  • L Coulter

    Hmm… I had actually estimated a 90% LVR but some price changes and also a dip in my savings due to a personal situation makes it so that I need to borrow at 95-98%. Do you have a calculator that I can use to find out if I can qualify for a no deposit home loan instead?

  • Hey there,

    Yes, you can use the no deposit loan calculator to find out if you qualify for a no deposit loan. We also narrow down your options as to what alternative you can go for a no deposit home loan, e.g. gifted deposit, guarantor, etc. Here’s a link to the calculator:

  • McLaurin

    I got an LVR of over 90% and so LMI will likely be a lot. I’m a professional entertainer so can I avoid LMI even though my income is a bit inconsistent when you look at it monthly?

  • Helo McLaurin,

    As a general rule, banks will only consider professionals that have an accredited manager, agent or accountant. You’ll also have to be typically earning at least $150k a year. You can only avoid LMI if you’re borrowing at 90% though. You can check out the home loan for entertainment professionals page to learn more:

  • geo

    Do I need to pay LMI if I borrow 80% on a low doc loan?

  • Hi, banks are more conservative with low doc loans as they are more risky than standard, full doc loans. So if you’re getting a low doc loan then you’re required to pay LMI if you’re borrowing more than 60% LVR.

  • gosling

    Hi, is there a 97% home loan too without guarantor?

  • Hi gosling,

    There are only a few lenders that will approve 97% home loans, which is essentially a 95% home loan with the cost of Lenders Mortgage Insurance (LMI) added on top of your mortgage, which can save you thousands in upfront costs. You will need to build a strong case to qualify for this. Please check out the 97% home loans page to learn more:

  • Mel

    Looking at buying a cat4 rural residential property. Have 20% deposit but have been told i need 30% as a minimum. Can you help with a 20% deposit?

  • Troy Kayser

    If the buying price of a house + land package 8s 300k is that also considered a valuation ?

  • Bizzy

    Hi Team, how much can I borrow for a bridging loan? I owe $400k on my existing property which I’m planning to sell and buy a property around $600k.

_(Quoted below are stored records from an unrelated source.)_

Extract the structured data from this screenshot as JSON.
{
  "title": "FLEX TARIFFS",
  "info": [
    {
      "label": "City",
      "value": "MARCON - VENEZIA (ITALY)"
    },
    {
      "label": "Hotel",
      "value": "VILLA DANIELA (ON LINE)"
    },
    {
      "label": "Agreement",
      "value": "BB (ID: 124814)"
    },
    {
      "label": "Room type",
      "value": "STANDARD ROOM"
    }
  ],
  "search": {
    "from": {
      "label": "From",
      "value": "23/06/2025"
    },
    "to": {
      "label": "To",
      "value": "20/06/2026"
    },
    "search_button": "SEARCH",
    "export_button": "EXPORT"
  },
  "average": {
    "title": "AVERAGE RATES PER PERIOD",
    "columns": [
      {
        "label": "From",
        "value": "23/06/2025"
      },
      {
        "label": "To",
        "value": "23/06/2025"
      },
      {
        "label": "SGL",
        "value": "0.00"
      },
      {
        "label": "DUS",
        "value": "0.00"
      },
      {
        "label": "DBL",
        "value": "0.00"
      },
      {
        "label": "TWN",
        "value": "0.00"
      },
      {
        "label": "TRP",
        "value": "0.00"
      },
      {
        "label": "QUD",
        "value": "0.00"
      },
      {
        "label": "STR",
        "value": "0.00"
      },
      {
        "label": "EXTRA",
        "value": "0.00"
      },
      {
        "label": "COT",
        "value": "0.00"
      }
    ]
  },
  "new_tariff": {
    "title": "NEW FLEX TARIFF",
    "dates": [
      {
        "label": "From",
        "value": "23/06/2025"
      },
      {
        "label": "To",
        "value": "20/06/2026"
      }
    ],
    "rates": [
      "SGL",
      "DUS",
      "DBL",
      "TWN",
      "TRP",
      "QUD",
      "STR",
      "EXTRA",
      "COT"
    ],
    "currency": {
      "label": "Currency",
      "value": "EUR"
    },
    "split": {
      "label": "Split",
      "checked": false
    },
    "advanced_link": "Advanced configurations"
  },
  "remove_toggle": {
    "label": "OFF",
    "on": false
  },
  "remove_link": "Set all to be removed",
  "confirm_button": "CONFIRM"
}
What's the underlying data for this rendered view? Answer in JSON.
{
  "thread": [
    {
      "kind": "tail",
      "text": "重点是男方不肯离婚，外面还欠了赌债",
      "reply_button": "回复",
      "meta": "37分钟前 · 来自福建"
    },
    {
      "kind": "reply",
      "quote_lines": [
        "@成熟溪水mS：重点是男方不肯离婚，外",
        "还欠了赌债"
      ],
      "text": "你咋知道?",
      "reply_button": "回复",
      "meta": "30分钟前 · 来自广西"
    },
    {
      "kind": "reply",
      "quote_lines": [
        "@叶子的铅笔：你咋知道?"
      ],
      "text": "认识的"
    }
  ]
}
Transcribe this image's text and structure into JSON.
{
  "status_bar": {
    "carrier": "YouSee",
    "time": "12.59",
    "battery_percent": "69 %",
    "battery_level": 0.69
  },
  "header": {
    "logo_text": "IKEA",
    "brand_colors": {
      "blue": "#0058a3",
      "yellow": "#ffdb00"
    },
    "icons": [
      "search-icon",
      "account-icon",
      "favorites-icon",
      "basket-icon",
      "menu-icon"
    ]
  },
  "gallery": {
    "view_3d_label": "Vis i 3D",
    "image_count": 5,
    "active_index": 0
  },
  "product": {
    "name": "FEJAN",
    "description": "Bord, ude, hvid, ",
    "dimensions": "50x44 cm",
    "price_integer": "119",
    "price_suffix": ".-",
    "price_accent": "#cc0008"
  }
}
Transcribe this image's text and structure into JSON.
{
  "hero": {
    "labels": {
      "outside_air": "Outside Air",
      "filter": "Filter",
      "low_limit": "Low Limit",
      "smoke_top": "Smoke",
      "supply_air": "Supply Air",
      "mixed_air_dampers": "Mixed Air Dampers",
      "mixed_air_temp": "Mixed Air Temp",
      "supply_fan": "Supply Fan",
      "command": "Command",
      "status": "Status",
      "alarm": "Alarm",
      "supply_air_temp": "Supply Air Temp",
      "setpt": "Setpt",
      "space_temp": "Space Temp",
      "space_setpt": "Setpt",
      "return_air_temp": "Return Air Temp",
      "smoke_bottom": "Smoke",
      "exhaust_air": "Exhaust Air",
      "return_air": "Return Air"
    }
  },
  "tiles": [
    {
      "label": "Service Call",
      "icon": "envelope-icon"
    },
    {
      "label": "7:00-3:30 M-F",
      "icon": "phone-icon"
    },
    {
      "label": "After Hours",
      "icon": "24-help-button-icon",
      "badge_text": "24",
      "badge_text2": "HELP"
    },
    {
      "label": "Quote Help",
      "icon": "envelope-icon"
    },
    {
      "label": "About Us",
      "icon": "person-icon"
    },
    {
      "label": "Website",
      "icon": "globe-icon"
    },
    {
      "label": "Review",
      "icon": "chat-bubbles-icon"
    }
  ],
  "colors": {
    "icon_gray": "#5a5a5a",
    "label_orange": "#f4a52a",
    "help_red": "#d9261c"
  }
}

  • Hi Bizzy,
    There are a few lenders that offer this type of bridging loans and they don’t require you to pay Lenders Mortgage Insurance (LMI), which is a one off premium charged when borrowing over 80% of the property value.
    In your situation, you may also borrow up to 80% of the peak debt. Peak debt is the purchase price of the new property plus your current mortgage.
    Please note that bridging loans can be full of pitfalls, like not being able to sell the existing property, overestimation of the sale price and more. So, please refer to this page about bridging loans for more information. Alternatively, you can call us on 1300 889 743 to find out how you can apply for a bridging loan.